Many book publishers were affected by the financial losses incurred by their enthusiasm for CD-ROM development in the mid-90s, and so tend to be cautious in their approach to e-books, although not necessarily to print-on-demand. On the other hand, they perceive the internet positively, mainly because internet booksellers such as Amazon are seen to be expanding the market and also selling books from the back list that would not find shelf space at retail. For them, the internet – to date – has represented an additional revenue stream, or, at the least, has not involved them in much cost.

These generalisations do not apply to journal and STM publishers, who have moved much further down the track of delivering content electronically. For them, the internet is a major channel to the customer, with correspondingly high expenditure and revenues.
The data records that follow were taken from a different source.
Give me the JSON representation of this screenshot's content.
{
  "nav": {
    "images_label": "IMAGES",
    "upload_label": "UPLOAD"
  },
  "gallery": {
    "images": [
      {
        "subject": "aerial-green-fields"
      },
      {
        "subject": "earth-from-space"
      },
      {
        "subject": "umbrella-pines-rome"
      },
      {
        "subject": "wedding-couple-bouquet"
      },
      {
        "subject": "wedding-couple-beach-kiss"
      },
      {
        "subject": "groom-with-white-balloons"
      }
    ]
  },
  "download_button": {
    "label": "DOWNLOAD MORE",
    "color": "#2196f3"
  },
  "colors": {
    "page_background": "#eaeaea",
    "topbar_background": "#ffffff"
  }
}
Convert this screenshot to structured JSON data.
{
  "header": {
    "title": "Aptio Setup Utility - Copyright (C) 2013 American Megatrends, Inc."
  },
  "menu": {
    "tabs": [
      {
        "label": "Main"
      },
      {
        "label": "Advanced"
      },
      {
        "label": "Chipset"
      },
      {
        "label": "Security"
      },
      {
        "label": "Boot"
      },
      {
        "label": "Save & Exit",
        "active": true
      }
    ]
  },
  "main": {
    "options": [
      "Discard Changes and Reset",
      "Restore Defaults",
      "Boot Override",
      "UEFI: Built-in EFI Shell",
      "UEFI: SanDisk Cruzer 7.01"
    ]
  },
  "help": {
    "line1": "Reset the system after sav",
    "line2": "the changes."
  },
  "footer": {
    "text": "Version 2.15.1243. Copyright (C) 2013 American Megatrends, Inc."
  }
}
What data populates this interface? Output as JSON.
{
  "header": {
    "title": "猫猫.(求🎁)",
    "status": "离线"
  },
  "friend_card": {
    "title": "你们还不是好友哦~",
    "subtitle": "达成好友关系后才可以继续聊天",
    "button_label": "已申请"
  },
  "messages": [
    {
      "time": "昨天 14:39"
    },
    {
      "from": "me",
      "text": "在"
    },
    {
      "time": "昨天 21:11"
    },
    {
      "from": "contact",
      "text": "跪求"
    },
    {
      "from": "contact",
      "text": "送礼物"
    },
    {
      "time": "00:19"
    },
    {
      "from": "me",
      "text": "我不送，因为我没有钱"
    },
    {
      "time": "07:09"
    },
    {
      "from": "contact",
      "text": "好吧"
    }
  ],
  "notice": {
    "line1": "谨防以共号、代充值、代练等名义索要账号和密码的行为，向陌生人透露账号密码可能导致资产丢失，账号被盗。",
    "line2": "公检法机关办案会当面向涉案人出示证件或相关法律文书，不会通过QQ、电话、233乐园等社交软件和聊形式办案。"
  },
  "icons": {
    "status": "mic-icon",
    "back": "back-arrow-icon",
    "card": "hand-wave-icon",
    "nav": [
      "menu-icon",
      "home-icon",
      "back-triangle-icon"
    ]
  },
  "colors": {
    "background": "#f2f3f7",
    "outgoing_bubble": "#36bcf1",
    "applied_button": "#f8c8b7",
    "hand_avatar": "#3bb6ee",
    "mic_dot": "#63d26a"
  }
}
In contrast, many national newspaper and some magazine publishers have invested heavily in online development, with many seeing little return to date. This is bound to influence attitudes to developing content for broadband, for example.

Regardless of attitudes to the potential of new platforms to generate revenue, publishers appear more positive about the benefits of these technologies within production and supply chain distribution, which should be welcomed. Many publishers have been enthusiastic in embracing new technologies and quick to see the opportunities both for increasing internal efficiency and for creating innovative products and services.

Within publishing, digital technologies have created what might be termed a new competitive ‘hinterland’. Whereas, in the offline world, newspapers, magazines, TV and radio form separate ‘channels’ with their own modes, the trick now is to understand how they can be brought together to compliment each other. There is little point in trying to ignore digital; it is here to stay in all its forms and there is also little point in getting hung up on the perceived negatives. The trick is to be clear about how it can benefit your business.

Auto Trader’s priorities

Our experience at TMG is based on a ‘no compromise support’ for the web, seeing it as complimentary to print and it is precisely in understanding how they compliment each other that we believe our future success will be realised.

We also knew that to achieve success in this new environment, we needed to focus on:

* Clear, solid commercial results-based objectives
* Understanding that this would kick start the virtuous business cycle – generating response for advertisers
* Combining our resources into a single direction
* Building internal enthusiasm and driving joint business activity
* Fully supporting our sales teams 
* Continuing to add brand value

For Auto Trader, we also had to formulate strategies to deal with the impact of:

* Media explosion and clutter (Each and every motorist in the UK will receive up to 1,500 advertising messages daily.)
* An increasingly demanding consumer
* Consumer ("Motorist") segmentation. Age, gender, lifestyle, media use… 
* The threat posed by Google / MSN / Yahoo / Ebay
* How our online approach works compared to print

Finally, the real value of taking this necessary and combined approach will only ultimately accrue all its benefits if we can convince the ABC to report jointly across the platforms. The good news is that they appear to be warming to the idea in principle, but it remains to be seen if the agencies will buy into this approach. This would be a major step forward and could in turn be a catalyst to kick start a new digital / print drive encouraging more publishers to enter the market or further develop their offering.